RECORDS PROVIDED —
- Opening Delimiter -

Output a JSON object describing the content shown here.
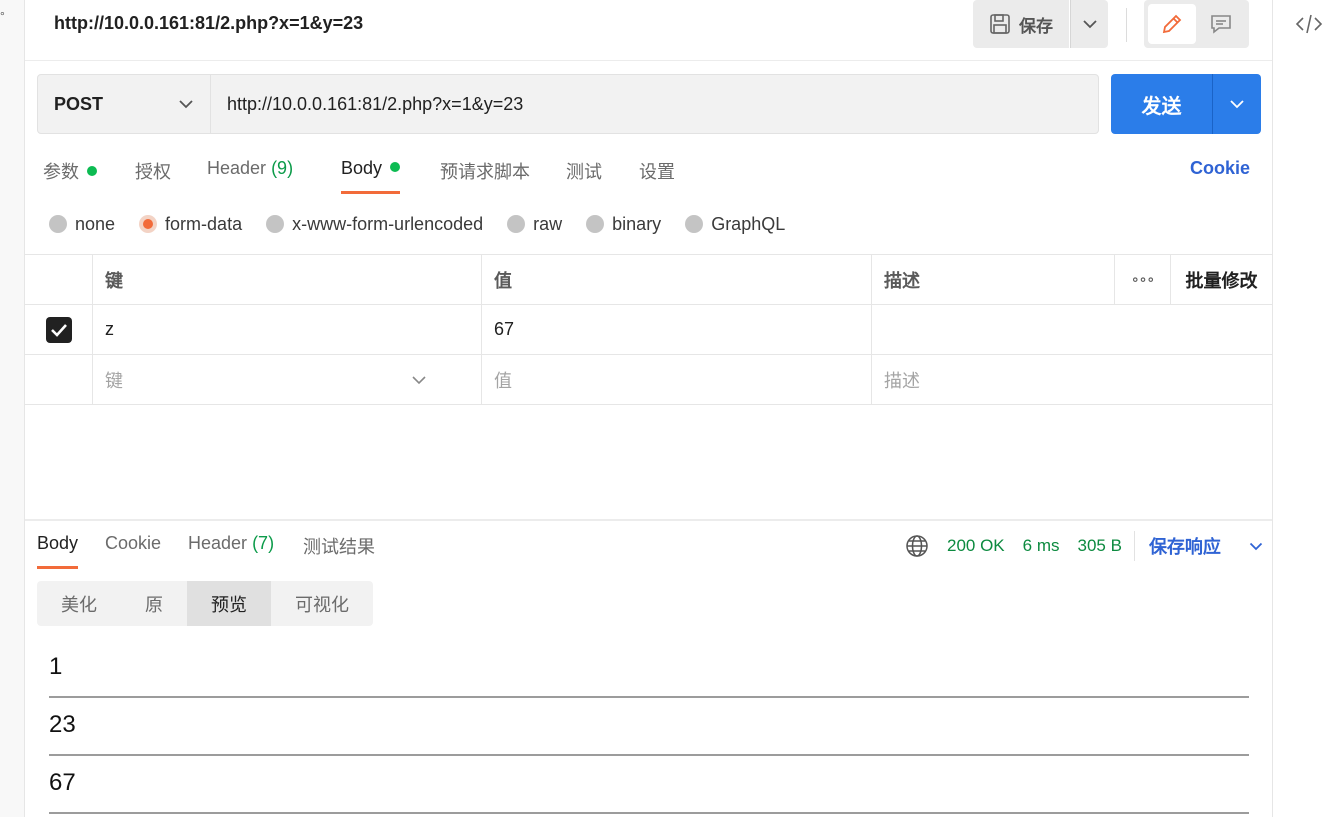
{
  "tab": {
    "title": "http://10.0.0.161:81/2.php?x=1&y=23",
    "save_label": "保存"
  },
  "request": {
    "method": "POST",
    "url": "http://10.0.0.161:81/2.php?x=1&y=23",
    "send_label": "发送"
  },
  "req_tabs": {
    "params": "参数",
    "auth": "授权",
    "header": "Header",
    "header_count": "(9)",
    "body": "Body",
    "pre_script": "预请求脚本",
    "tests": "测试",
    "settings": "设置",
    "cookie": "Cookie"
  },
  "body_types": {
    "none": "none",
    "form_data": "form-data",
    "urlencoded": "x-www-form-urlencoded",
    "raw": "raw",
    "binary": "binary",
    "graphql": "GraphQL",
    "selected": "form-data"
  },
  "kv_table": {
    "headers": {
      "key": "键",
      "value": "值",
      "description": "描述",
      "more": "∘∘∘",
      "bulk_edit": "批量修改"
    },
    "rows": [
      {
        "key": "z",
        "value": "67",
        "description": "",
        "checked": true
      }
    ],
    "placeholders": {
      "key": "键",
      "value": "值",
      "description": "描述"
    }
  },
  "response": {
    "tabs": {
      "body": "Body",
      "cookie": "Cookie",
      "header": "Header",
      "header_count": "(7)",
      "test_results": "测试结果"
    },
    "status": "200 OK",
    "time": "6 ms",
    "size": "305 B",
    "save_label": "保存响应",
    "view_modes": [
      "美化",
      "原",
      "预览",
      "可视化"
    ],
    "active_view": "预览",
    "preview_lines": [
      "1",
      "23",
      "67"
    ]
  },
  "colors": {
    "accent": "#f26b3a",
    "primary": "#2b7de9",
    "link": "#2f63d4",
    "success": "#0c8a3f",
    "indicator": "#0cbb52"
  }
}
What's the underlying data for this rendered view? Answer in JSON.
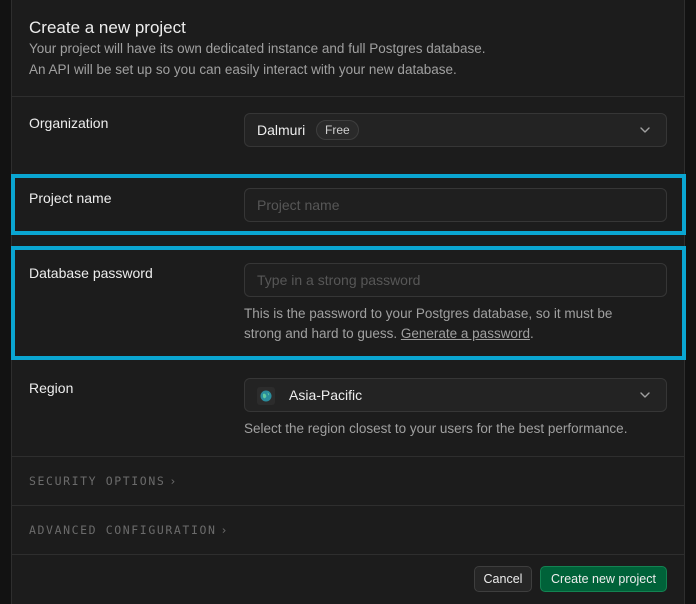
{
  "header": {
    "title": "Create a new project",
    "description_line1": "Your project will have its own dedicated instance and full Postgres database.",
    "description_line2": "An API will be set up so you can easily interact with your new database."
  },
  "organization": {
    "label": "Organization",
    "value": "Dalmuri",
    "plan_badge": "Free",
    "icon": "chevron-down-icon"
  },
  "project_name": {
    "label": "Project name",
    "placeholder": "Project name",
    "value": ""
  },
  "database_password": {
    "label": "Database password",
    "placeholder": "Type in a strong password",
    "value": "",
    "help_line1": "This is the password to your Postgres database, so it must be",
    "help_line2_prefix": "strong and hard to guess.",
    "generate_link": "Generate a password",
    "help_line2_suffix": "."
  },
  "region": {
    "label": "Region",
    "value": "Asia-Pacific",
    "icon": "globe-icon",
    "help": "Select the region closest to your users for the best performance."
  },
  "sections": {
    "security": "SECURITY OPTIONS",
    "advanced": "ADVANCED CONFIGURATION",
    "arrow": "›"
  },
  "footer": {
    "cancel_label": "Cancel",
    "create_label": "Create new project"
  },
  "colors": {
    "background": "#1c1c1c",
    "highlight": "#0aa5d1",
    "primary_button": "#006239"
  }
}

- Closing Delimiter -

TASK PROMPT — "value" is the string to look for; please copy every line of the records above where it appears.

TASK ANSWER —
      "value": "值",
        "value": "67",
      "value": "值",
    "value": "Dalmuri",
    "value": ""
    "value": "",
    "value": "Asia-Pacific",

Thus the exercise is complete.